*** Begin section ***

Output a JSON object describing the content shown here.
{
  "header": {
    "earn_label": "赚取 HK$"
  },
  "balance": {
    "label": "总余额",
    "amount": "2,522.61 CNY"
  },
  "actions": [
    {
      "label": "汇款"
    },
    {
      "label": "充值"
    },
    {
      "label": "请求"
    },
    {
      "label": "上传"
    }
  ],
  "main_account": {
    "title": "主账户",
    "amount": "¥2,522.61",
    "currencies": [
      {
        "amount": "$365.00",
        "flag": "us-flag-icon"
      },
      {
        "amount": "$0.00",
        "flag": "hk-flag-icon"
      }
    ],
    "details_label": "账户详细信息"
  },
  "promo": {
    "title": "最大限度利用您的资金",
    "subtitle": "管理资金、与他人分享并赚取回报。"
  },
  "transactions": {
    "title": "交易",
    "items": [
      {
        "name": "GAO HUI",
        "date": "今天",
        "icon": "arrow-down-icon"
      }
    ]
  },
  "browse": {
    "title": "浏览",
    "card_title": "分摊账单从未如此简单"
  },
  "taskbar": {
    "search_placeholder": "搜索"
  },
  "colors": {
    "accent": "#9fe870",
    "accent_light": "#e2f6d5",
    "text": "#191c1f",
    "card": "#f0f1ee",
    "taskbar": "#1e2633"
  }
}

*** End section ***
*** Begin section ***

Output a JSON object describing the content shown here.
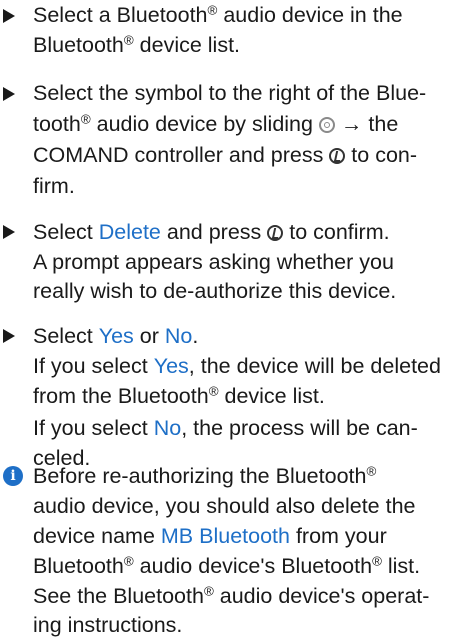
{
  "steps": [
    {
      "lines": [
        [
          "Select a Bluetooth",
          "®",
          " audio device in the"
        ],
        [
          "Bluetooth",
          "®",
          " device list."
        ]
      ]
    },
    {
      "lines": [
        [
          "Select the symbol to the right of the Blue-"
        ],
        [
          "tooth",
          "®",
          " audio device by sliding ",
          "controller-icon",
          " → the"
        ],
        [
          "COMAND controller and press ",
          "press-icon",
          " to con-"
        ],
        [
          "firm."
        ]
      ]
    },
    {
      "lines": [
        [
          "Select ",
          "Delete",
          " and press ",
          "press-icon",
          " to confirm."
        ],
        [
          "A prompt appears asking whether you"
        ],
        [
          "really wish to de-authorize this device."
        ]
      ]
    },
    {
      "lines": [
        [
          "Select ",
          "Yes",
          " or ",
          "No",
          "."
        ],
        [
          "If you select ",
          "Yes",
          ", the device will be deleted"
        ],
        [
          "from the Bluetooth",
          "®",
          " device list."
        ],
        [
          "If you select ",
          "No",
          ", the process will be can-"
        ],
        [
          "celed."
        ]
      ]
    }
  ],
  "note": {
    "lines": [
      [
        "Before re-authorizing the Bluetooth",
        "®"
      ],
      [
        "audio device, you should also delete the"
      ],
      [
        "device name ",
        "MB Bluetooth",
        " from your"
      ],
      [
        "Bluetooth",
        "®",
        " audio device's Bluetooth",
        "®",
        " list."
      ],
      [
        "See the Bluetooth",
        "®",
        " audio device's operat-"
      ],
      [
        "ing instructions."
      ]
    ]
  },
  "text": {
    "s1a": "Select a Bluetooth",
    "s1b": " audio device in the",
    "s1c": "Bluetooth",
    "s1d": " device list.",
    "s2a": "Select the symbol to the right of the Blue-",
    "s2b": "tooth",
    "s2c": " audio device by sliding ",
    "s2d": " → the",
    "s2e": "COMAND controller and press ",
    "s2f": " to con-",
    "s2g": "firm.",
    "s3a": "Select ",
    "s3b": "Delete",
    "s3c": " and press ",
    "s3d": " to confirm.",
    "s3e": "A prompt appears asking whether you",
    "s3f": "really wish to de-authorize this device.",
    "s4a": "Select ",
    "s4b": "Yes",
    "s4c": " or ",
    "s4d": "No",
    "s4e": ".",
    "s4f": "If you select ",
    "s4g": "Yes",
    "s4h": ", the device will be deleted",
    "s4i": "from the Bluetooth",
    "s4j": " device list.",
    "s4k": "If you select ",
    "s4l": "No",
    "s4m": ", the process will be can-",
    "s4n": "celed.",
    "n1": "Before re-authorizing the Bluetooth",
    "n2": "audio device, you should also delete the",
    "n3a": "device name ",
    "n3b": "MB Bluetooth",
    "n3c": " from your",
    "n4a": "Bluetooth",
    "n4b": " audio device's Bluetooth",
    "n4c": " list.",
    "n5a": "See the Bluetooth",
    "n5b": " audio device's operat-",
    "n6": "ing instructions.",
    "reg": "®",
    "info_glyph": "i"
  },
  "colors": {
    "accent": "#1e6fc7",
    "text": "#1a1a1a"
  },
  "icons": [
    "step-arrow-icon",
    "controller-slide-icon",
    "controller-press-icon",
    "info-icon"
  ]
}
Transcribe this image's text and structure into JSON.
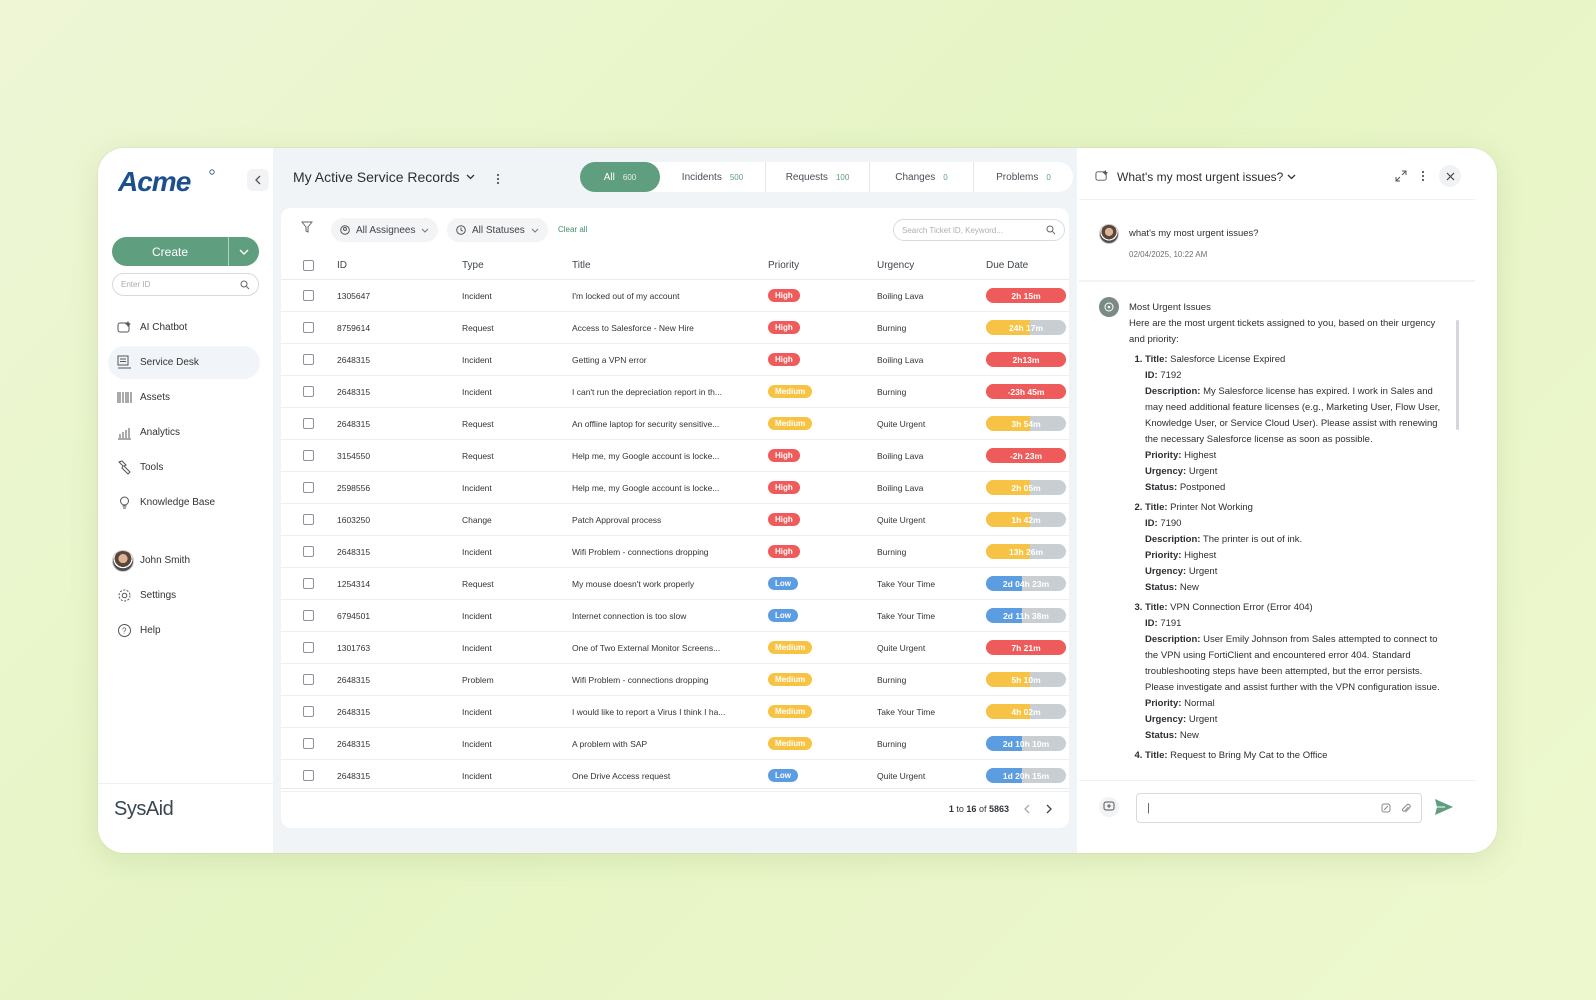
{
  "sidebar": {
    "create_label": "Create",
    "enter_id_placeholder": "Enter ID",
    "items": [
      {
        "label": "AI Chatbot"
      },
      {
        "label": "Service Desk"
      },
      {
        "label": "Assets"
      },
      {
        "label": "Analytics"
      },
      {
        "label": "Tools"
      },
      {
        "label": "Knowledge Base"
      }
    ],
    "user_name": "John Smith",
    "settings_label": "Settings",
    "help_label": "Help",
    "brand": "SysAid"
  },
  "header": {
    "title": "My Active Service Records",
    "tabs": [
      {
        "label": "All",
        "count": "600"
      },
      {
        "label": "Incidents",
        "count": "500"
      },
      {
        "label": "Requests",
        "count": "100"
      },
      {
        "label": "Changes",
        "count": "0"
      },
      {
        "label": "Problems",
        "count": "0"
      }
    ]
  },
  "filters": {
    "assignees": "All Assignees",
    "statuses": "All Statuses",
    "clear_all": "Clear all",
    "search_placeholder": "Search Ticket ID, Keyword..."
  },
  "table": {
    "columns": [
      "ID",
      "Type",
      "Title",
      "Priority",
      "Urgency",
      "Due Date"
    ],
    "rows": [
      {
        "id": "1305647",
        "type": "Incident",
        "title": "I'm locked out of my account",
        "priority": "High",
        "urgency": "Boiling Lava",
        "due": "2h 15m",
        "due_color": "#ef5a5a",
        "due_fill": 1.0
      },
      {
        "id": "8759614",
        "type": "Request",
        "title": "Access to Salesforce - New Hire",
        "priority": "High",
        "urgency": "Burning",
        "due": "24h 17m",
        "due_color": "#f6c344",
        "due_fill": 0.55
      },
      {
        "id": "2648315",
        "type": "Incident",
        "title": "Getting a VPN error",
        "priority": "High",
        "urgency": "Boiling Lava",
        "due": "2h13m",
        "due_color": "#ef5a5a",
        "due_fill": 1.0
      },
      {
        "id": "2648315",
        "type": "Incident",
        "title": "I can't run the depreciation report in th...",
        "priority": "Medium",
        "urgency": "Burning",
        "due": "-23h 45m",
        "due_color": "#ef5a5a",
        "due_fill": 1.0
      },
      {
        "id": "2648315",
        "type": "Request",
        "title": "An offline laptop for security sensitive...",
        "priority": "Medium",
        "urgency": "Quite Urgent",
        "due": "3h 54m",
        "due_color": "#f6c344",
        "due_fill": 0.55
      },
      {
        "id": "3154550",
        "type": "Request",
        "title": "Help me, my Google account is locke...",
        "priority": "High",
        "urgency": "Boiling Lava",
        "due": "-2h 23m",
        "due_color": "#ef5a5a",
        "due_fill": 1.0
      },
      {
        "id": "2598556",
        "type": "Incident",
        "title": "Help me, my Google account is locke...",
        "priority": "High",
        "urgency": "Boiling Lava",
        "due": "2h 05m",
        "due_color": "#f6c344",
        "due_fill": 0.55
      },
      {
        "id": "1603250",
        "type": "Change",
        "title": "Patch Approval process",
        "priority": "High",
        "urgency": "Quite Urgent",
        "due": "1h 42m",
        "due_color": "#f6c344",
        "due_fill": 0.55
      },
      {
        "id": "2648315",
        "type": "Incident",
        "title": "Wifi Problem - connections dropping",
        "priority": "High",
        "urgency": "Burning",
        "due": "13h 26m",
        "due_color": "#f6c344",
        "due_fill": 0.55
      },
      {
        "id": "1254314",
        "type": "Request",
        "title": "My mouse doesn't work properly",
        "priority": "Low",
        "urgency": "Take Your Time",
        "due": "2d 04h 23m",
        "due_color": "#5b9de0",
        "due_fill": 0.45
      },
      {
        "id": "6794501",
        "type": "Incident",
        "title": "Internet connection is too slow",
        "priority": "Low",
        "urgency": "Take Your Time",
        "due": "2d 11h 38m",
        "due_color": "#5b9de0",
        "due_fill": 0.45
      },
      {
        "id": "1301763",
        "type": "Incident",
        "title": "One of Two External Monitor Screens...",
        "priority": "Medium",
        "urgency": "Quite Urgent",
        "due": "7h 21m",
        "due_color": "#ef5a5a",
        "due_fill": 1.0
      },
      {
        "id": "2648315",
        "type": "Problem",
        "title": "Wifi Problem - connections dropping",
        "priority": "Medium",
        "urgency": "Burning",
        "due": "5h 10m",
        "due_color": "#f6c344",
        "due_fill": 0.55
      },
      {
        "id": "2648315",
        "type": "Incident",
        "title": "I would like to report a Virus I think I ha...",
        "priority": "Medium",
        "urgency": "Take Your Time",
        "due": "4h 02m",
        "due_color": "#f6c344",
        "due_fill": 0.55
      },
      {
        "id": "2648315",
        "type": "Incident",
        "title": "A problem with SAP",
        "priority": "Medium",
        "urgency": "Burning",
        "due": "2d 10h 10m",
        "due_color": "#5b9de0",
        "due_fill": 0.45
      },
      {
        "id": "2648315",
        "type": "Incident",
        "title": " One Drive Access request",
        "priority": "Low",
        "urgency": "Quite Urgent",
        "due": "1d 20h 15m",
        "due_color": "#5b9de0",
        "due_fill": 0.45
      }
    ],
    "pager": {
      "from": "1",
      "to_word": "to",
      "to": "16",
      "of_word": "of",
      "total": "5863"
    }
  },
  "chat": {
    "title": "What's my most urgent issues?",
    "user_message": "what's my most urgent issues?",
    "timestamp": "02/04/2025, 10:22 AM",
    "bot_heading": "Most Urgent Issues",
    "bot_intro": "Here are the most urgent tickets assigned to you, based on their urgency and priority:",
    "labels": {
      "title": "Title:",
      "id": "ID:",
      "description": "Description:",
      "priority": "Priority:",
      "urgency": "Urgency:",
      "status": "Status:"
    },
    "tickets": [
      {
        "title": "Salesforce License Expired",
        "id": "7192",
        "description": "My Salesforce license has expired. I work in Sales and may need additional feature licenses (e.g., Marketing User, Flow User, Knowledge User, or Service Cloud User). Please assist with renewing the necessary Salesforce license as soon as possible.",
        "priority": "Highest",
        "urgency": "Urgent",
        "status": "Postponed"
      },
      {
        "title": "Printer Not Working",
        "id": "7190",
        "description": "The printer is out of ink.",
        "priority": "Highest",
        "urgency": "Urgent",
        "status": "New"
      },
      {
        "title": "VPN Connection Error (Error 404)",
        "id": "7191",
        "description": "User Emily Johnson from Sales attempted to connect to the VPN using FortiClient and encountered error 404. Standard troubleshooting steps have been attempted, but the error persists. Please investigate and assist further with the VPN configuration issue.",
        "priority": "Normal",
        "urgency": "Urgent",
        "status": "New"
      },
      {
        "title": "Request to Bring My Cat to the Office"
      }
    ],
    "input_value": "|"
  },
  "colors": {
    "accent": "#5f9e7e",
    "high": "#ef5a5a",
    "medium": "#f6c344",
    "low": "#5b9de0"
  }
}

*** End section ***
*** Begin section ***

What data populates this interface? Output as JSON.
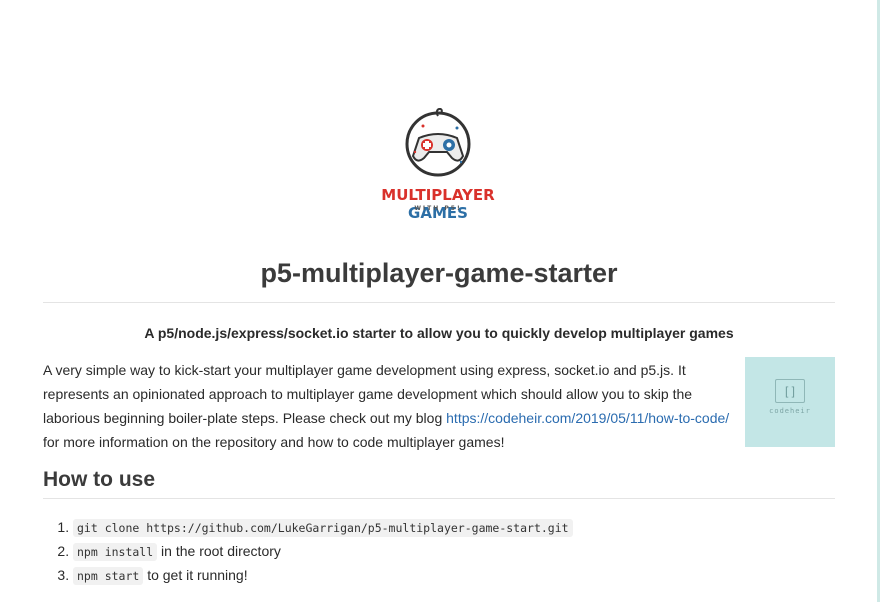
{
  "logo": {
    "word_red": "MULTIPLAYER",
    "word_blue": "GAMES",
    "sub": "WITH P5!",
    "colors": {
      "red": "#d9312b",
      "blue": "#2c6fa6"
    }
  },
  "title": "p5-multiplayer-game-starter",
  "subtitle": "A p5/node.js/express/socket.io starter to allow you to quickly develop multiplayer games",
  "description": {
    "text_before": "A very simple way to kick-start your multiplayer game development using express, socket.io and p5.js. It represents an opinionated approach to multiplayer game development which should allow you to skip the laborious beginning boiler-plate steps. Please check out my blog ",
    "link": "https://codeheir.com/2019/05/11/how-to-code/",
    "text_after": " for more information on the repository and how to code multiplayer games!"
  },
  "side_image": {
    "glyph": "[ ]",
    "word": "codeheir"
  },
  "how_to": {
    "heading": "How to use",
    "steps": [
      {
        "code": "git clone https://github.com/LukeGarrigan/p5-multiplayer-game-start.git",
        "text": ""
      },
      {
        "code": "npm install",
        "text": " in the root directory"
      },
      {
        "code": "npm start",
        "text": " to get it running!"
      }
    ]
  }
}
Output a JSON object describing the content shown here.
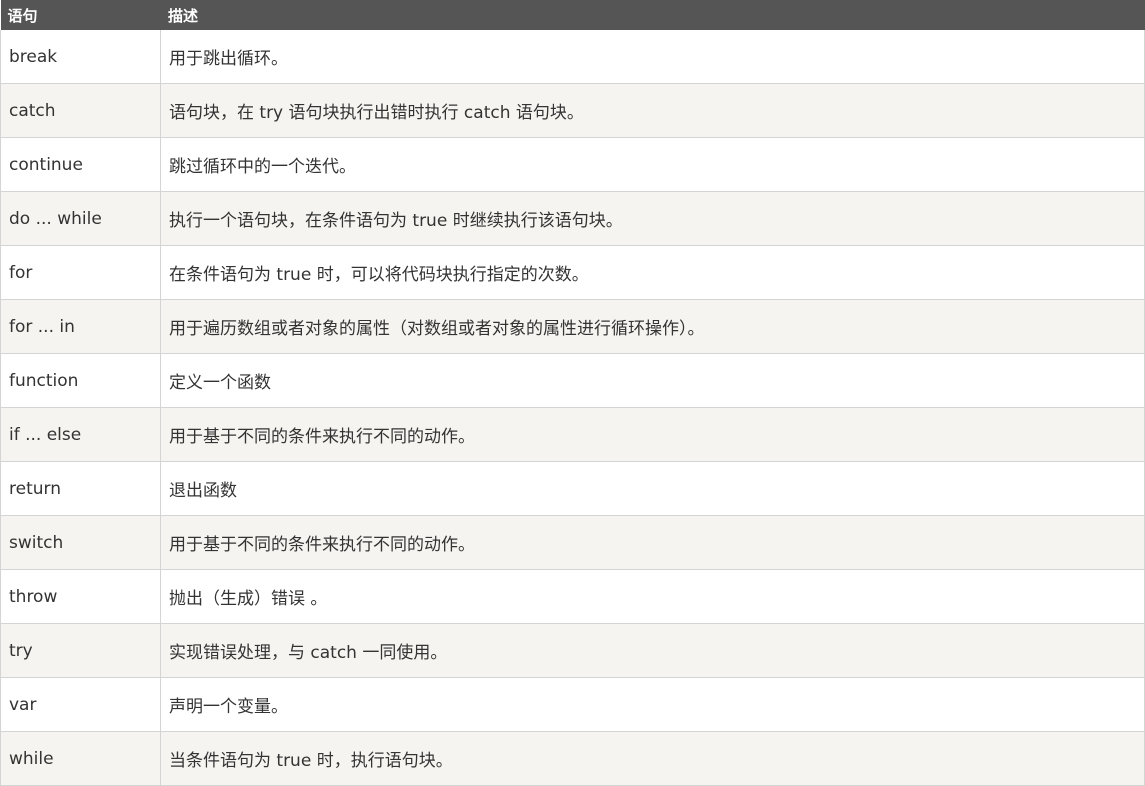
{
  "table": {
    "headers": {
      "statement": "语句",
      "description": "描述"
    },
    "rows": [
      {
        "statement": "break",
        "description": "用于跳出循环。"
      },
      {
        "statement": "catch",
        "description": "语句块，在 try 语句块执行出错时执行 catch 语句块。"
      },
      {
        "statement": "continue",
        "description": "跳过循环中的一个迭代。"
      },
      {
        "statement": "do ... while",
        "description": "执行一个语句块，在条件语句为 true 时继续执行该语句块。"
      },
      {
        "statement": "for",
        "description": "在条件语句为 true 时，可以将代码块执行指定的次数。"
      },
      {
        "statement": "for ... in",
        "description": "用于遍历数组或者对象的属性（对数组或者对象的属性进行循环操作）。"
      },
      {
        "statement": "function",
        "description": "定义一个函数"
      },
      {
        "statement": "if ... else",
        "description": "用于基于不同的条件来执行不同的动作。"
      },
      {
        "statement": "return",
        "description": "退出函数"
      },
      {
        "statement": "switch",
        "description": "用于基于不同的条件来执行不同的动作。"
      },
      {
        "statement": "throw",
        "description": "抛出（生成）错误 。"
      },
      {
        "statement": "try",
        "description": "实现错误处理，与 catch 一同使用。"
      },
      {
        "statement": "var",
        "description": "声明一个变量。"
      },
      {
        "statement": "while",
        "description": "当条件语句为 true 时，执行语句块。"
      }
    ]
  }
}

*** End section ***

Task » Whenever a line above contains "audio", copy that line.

Task solution »
          " audio device in the"
          " audio device by sliding ",
        "audio device, you should also delete the"
        " audio device's Bluetooth",
        " audio device's operat-"
    "s1b": " audio device in the",
    "s2c": " audio device by sliding ",
    "n2": "audio device, you should also delete the",
    "n4b": " audio device's Bluetooth",
    "n5b": " audio device's operat-",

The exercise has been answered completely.